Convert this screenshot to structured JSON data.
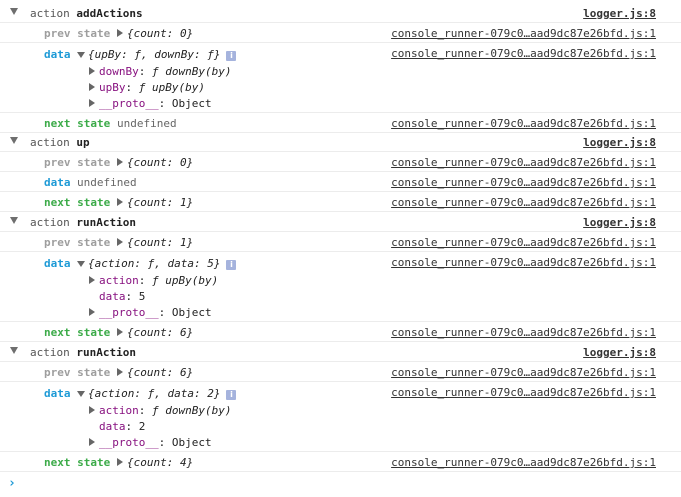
{
  "groups": [
    {
      "word": "action",
      "name": "addActions",
      "link": "logger.js:8",
      "prev": {
        "tag": "prev state",
        "value": "{count: 0}",
        "link": "console_runner-079c0…aad9dc87e26bfd.js:1"
      },
      "data": {
        "tag": "data",
        "value": "{upBy: ƒ, downBy: ƒ}",
        "link": "console_runner-079c0…aad9dc87e26bfd.js:1",
        "props": [
          {
            "key": "downBy",
            "value": "ƒ downBy(by)"
          },
          {
            "key": "upBy",
            "value": "ƒ upBy(by)"
          },
          {
            "key": "__proto__",
            "value": "Object"
          }
        ]
      },
      "next": {
        "tag": "next state",
        "value": "undefined",
        "link": "console_runner-079c0…aad9dc87e26bfd.js:1"
      }
    },
    {
      "word": "action",
      "name": "up",
      "link": "logger.js:8",
      "prev": {
        "tag": "prev state",
        "value": "{count: 0}",
        "link": "console_runner-079c0…aad9dc87e26bfd.js:1"
      },
      "data": {
        "tag": "data",
        "value": "undefined",
        "link": "console_runner-079c0…aad9dc87e26bfd.js:1"
      },
      "next": {
        "tag": "next state",
        "value": "{count: 1}",
        "link": "console_runner-079c0…aad9dc87e26bfd.js:1"
      }
    },
    {
      "word": "action",
      "name": "runAction",
      "link": "logger.js:8",
      "prev": {
        "tag": "prev state",
        "value": "{count: 1}",
        "link": "console_runner-079c0…aad9dc87e26bfd.js:1"
      },
      "data": {
        "tag": "data",
        "value": "{action: ƒ, data: 5}",
        "link": "console_runner-079c0…aad9dc87e26bfd.js:1",
        "props": [
          {
            "key": "action",
            "value": "ƒ upBy(by)"
          },
          {
            "key": "data",
            "value": "5"
          },
          {
            "key": "__proto__",
            "value": "Object"
          }
        ]
      },
      "next": {
        "tag": "next state",
        "value": "{count: 6}",
        "link": "console_runner-079c0…aad9dc87e26bfd.js:1"
      }
    },
    {
      "word": "action",
      "name": "runAction",
      "link": "logger.js:8",
      "prev": {
        "tag": "prev state",
        "value": "{count: 6}",
        "link": "console_runner-079c0…aad9dc87e26bfd.js:1"
      },
      "data": {
        "tag": "data",
        "value": "{action: ƒ, data: 2}",
        "link": "console_runner-079c0…aad9dc87e26bfd.js:1",
        "props": [
          {
            "key": "action",
            "value": "ƒ downBy(by)"
          },
          {
            "key": "data",
            "value": "2"
          },
          {
            "key": "__proto__",
            "value": "Object"
          }
        ]
      },
      "next": {
        "tag": "next state",
        "value": "{count: 4}",
        "link": "console_runner-079c0…aad9dc87e26bfd.js:1"
      }
    }
  ],
  "prompt": "›"
}
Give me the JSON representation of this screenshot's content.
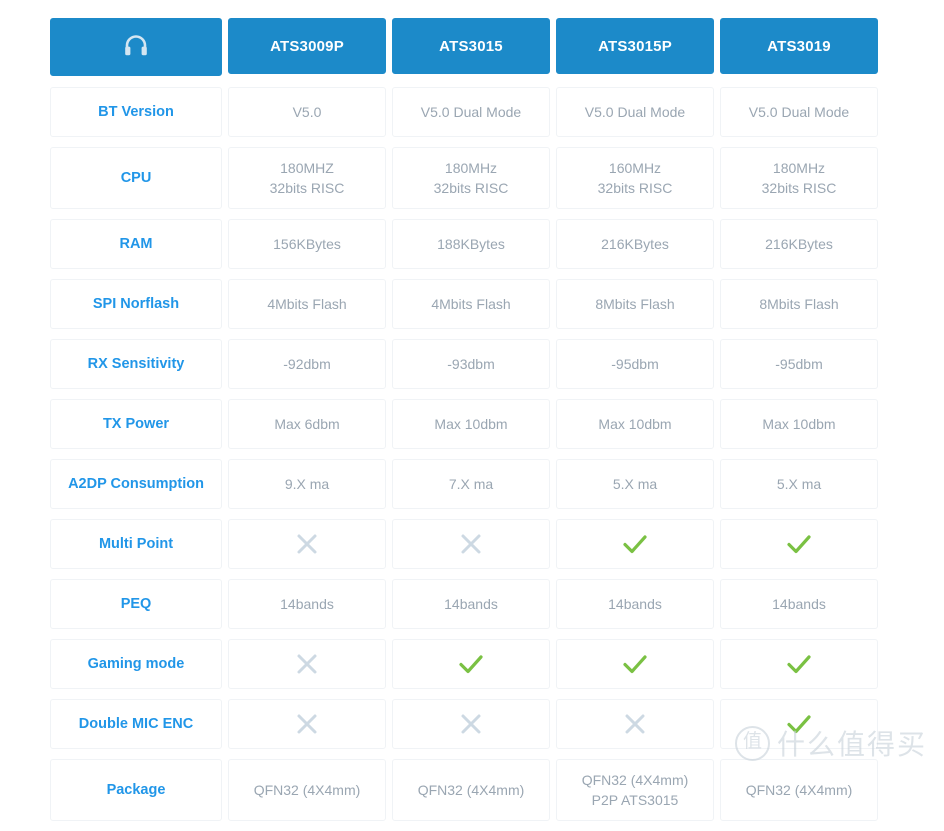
{
  "table": {
    "header": {
      "label_icon": "headphone-icon",
      "columns": [
        "ATS3009P",
        "ATS3015",
        "ATS3015P",
        "ATS3019"
      ]
    },
    "rows": [
      {
        "label": "BT Version",
        "tall": false,
        "values": [
          {
            "type": "text",
            "text": "V5.0"
          },
          {
            "type": "text",
            "text": "V5.0 Dual Mode"
          },
          {
            "type": "text",
            "text": "V5.0 Dual Mode"
          },
          {
            "type": "text",
            "text": "V5.0 Dual Mode"
          }
        ]
      },
      {
        "label": "CPU",
        "tall": true,
        "values": [
          {
            "type": "text",
            "text": "180MHZ\n32bits RISC"
          },
          {
            "type": "text",
            "text": "180MHz\n32bits RISC"
          },
          {
            "type": "text",
            "text": "160MHz\n32bits RISC"
          },
          {
            "type": "text",
            "text": "180MHz\n32bits RISC"
          }
        ]
      },
      {
        "label": "RAM",
        "tall": false,
        "values": [
          {
            "type": "text",
            "text": "156KBytes"
          },
          {
            "type": "text",
            "text": "188KBytes"
          },
          {
            "type": "text",
            "text": "216KBytes"
          },
          {
            "type": "text",
            "text": "216KBytes"
          }
        ]
      },
      {
        "label": "SPI Norflash",
        "tall": false,
        "values": [
          {
            "type": "text",
            "text": "4Mbits Flash"
          },
          {
            "type": "text",
            "text": "4Mbits Flash"
          },
          {
            "type": "text",
            "text": "8Mbits Flash"
          },
          {
            "type": "text",
            "text": "8Mbits Flash"
          }
        ]
      },
      {
        "label": "RX Sensitivity",
        "tall": false,
        "values": [
          {
            "type": "text",
            "text": "-92dbm"
          },
          {
            "type": "text",
            "text": "-93dbm"
          },
          {
            "type": "text",
            "text": "-95dbm"
          },
          {
            "type": "text",
            "text": "-95dbm"
          }
        ]
      },
      {
        "label": "TX Power",
        "tall": false,
        "values": [
          {
            "type": "text",
            "text": "Max 6dbm"
          },
          {
            "type": "text",
            "text": "Max 10dbm"
          },
          {
            "type": "text",
            "text": "Max 10dbm"
          },
          {
            "type": "text",
            "text": "Max 10dbm"
          }
        ]
      },
      {
        "label": "A2DP Consumption",
        "tall": false,
        "values": [
          {
            "type": "text",
            "text": "9.X ma"
          },
          {
            "type": "text",
            "text": "7.X ma"
          },
          {
            "type": "text",
            "text": "5.X ma"
          },
          {
            "type": "text",
            "text": "5.X ma"
          }
        ]
      },
      {
        "label": "Multi Point",
        "tall": false,
        "values": [
          {
            "type": "cross",
            "text": ""
          },
          {
            "type": "cross",
            "text": ""
          },
          {
            "type": "check",
            "text": ""
          },
          {
            "type": "check",
            "text": ""
          }
        ]
      },
      {
        "label": "PEQ",
        "tall": false,
        "values": [
          {
            "type": "text",
            "text": "14bands"
          },
          {
            "type": "text",
            "text": "14bands"
          },
          {
            "type": "text",
            "text": "14bands"
          },
          {
            "type": "text",
            "text": "14bands"
          }
        ]
      },
      {
        "label": "Gaming mode",
        "tall": false,
        "values": [
          {
            "type": "cross",
            "text": ""
          },
          {
            "type": "check",
            "text": ""
          },
          {
            "type": "check",
            "text": ""
          },
          {
            "type": "check",
            "text": ""
          }
        ]
      },
      {
        "label": "Double MIC ENC",
        "tall": false,
        "values": [
          {
            "type": "cross",
            "text": ""
          },
          {
            "type": "cross",
            "text": ""
          },
          {
            "type": "cross",
            "text": ""
          },
          {
            "type": "check",
            "text": ""
          }
        ]
      },
      {
        "label": "Package",
        "tall": true,
        "values": [
          {
            "type": "text",
            "text": "QFN32 (4X4mm)"
          },
          {
            "type": "text",
            "text": "QFN32 (4X4mm)"
          },
          {
            "type": "text",
            "text": "QFN32 (4X4mm)\nP2P ATS3015"
          },
          {
            "type": "text",
            "text": "QFN32 (4X4mm)"
          }
        ]
      }
    ]
  },
  "watermark": {
    "badge": "值",
    "text": "什么值得买"
  },
  "colors": {
    "header_blue": "#1c8ac9",
    "label_blue": "#2196e8",
    "value_gray": "#9aa6b2",
    "check_green": "#7ac143",
    "cross_gray": "#cdd9e3"
  }
}
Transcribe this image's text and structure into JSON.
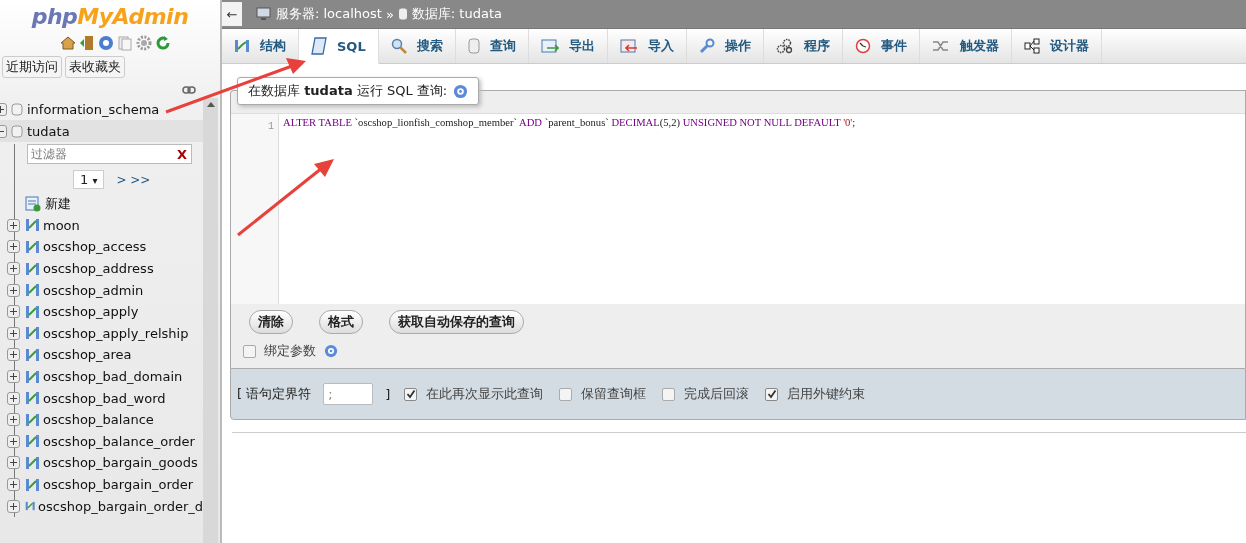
{
  "sidebar": {
    "logo": {
      "part1": "php",
      "part2": "MyAdmin"
    },
    "nav_buttons": [
      {
        "label": "近期访问"
      },
      {
        "label": "表收藏夹"
      }
    ],
    "databases": [
      {
        "name": "information_schema",
        "expanded": false
      },
      {
        "name": "tudata",
        "expanded": true,
        "filter": {
          "placeholder": "过滤器",
          "clear": "X"
        },
        "page": "1",
        "page_caret": "▾",
        "page_nav": "> >>",
        "new_label": "新建",
        "tables": [
          "moon",
          "oscshop_access",
          "oscshop_address",
          "oscshop_admin",
          "oscshop_apply",
          "oscshop_apply_relship",
          "oscshop_area",
          "oscshop_bad_domain",
          "oscshop_bad_word",
          "oscshop_balance",
          "oscshop_balance_order",
          "oscshop_bargain_goods",
          "oscshop_bargain_order",
          "oscshop_bargain_order_d"
        ]
      }
    ]
  },
  "breadcrumb": {
    "back": "←",
    "server": "服务器: localhost",
    "separator": "»",
    "database": "数据库: tudata"
  },
  "tabs": [
    {
      "label": "结构",
      "kind": "structure",
      "selected": false
    },
    {
      "label": "SQL",
      "kind": "sql",
      "selected": true
    },
    {
      "label": "搜索",
      "kind": "search",
      "selected": false
    },
    {
      "label": "查询",
      "kind": "query",
      "selected": false
    },
    {
      "label": "导出",
      "kind": "export",
      "selected": false
    },
    {
      "label": "导入",
      "kind": "import",
      "selected": false
    },
    {
      "label": "操作",
      "kind": "operations",
      "selected": false
    },
    {
      "label": "程序",
      "kind": "routines",
      "selected": false
    },
    {
      "label": "事件",
      "kind": "events",
      "selected": false
    },
    {
      "label": "触发器",
      "kind": "triggers",
      "selected": false
    },
    {
      "label": "设计器",
      "kind": "designer",
      "selected": false
    }
  ],
  "query_panel": {
    "title": "在数据库 **tudata** 运行 SQL 查询:",
    "editor": {
      "line_number": "1",
      "tokens": [
        {
          "text": "ALTER TABLE",
          "kind": "keyword"
        },
        {
          "text": " `oscshop_lionfish_comshop_member` ",
          "kind": "name"
        },
        {
          "text": "ADD",
          "kind": "keyword"
        },
        {
          "text": " `parent_bonus` ",
          "kind": "name"
        },
        {
          "text": "DECIMAL",
          "kind": "keyword"
        },
        {
          "text": "(5,2) ",
          "kind": "plain"
        },
        {
          "text": "UNSIGNED NOT NULL DEFAULT",
          "kind": "keyword"
        },
        {
          "text": " '0'",
          "kind": "string"
        },
        {
          "text": ";",
          "kind": "plain"
        }
      ]
    },
    "buttons": [
      "清除",
      "格式",
      "获取自动保存的查询"
    ],
    "bind_parameters": {
      "label": "绑定参数",
      "checked": false
    }
  },
  "options": {
    "delimiter_open": "[ 语句定界符",
    "delimiter_value": ";",
    "delimiter_close": "]",
    "checkboxes": [
      {
        "label": "在此再次显示此查询",
        "checked": true
      },
      {
        "label": "保留查询框",
        "checked": false
      },
      {
        "label": "完成后回滚",
        "checked": false
      },
      {
        "label": "启用外键约束",
        "checked": true
      }
    ]
  }
}
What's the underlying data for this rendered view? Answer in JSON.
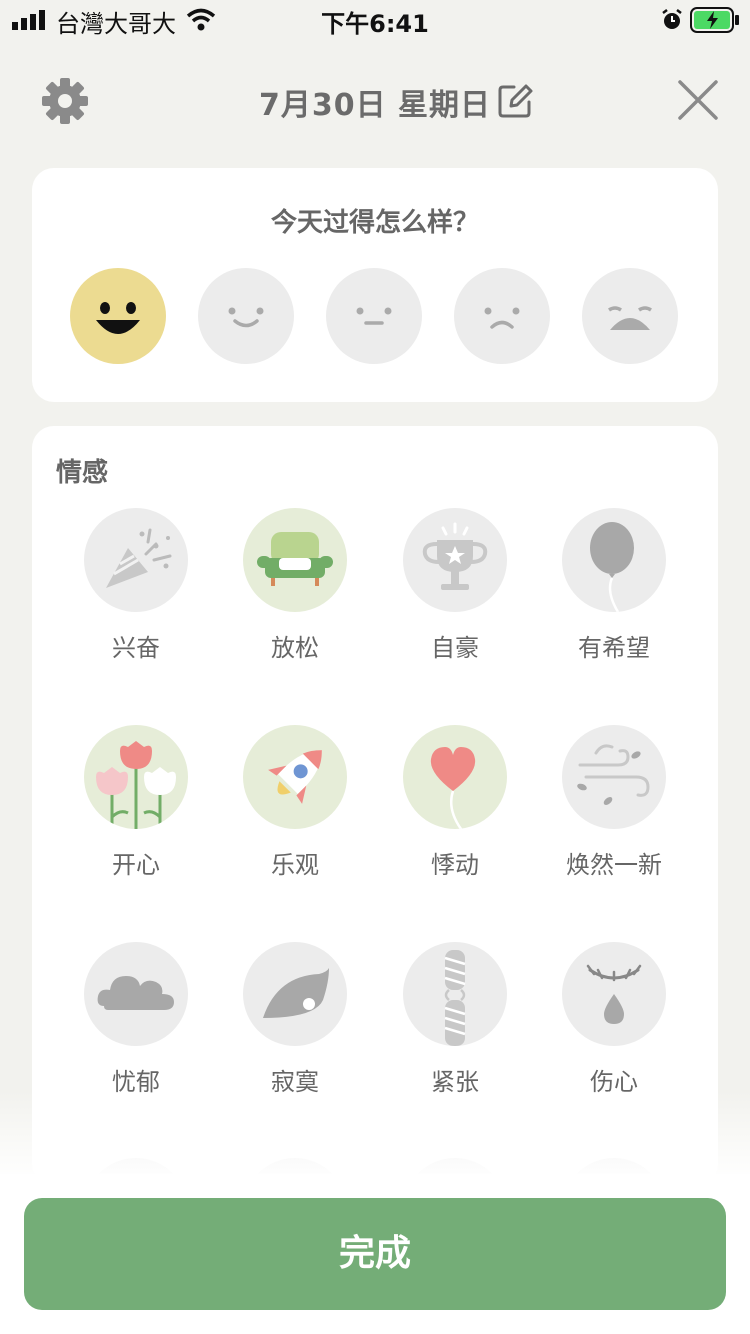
{
  "status_bar": {
    "carrier": "台灣大哥大",
    "time": "下午6:41"
  },
  "header": {
    "date_title": "7月30日 星期日"
  },
  "mood": {
    "question": "今天过得怎么样？",
    "faces": [
      "very-happy-face",
      "happy-face",
      "neutral-face",
      "sad-face",
      "crying-face"
    ],
    "selected_index": 0
  },
  "emotions": {
    "section_title": "情感",
    "items": [
      {
        "label": "兴奋",
        "icon": "party-popper-icon",
        "selected": false
      },
      {
        "label": "放松",
        "icon": "armchair-icon",
        "selected": true
      },
      {
        "label": "自豪",
        "icon": "trophy-icon",
        "selected": false
      },
      {
        "label": "有希望",
        "icon": "balloon-icon",
        "selected": false
      },
      {
        "label": "开心",
        "icon": "tulips-icon",
        "selected": true
      },
      {
        "label": "乐观",
        "icon": "rocket-icon",
        "selected": true
      },
      {
        "label": "悸动",
        "icon": "heart-balloon-icon",
        "selected": true
      },
      {
        "label": "焕然一新",
        "icon": "breeze-icon",
        "selected": false
      },
      {
        "label": "忧郁",
        "icon": "cloud-icon",
        "selected": false
      },
      {
        "label": "寂寞",
        "icon": "leaf-icon",
        "selected": false
      },
      {
        "label": "紧张",
        "icon": "twisted-rope-icon",
        "selected": false
      },
      {
        "label": "伤心",
        "icon": "teardrop-icon",
        "selected": false
      }
    ]
  },
  "footer": {
    "done_label": "完成"
  },
  "colors": {
    "accent_green": "#74ad77",
    "selected_face": "#ecdb91",
    "selected_bg": "#e6edd8"
  }
}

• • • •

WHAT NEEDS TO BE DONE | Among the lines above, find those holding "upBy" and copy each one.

ANSWER TO THE PROBLEM |
        "value": "{upBy: ƒ, downBy: ƒ}",
            "key": "upBy",
            "value": "ƒ upBy(by)"
            "value": "ƒ upBy(by)"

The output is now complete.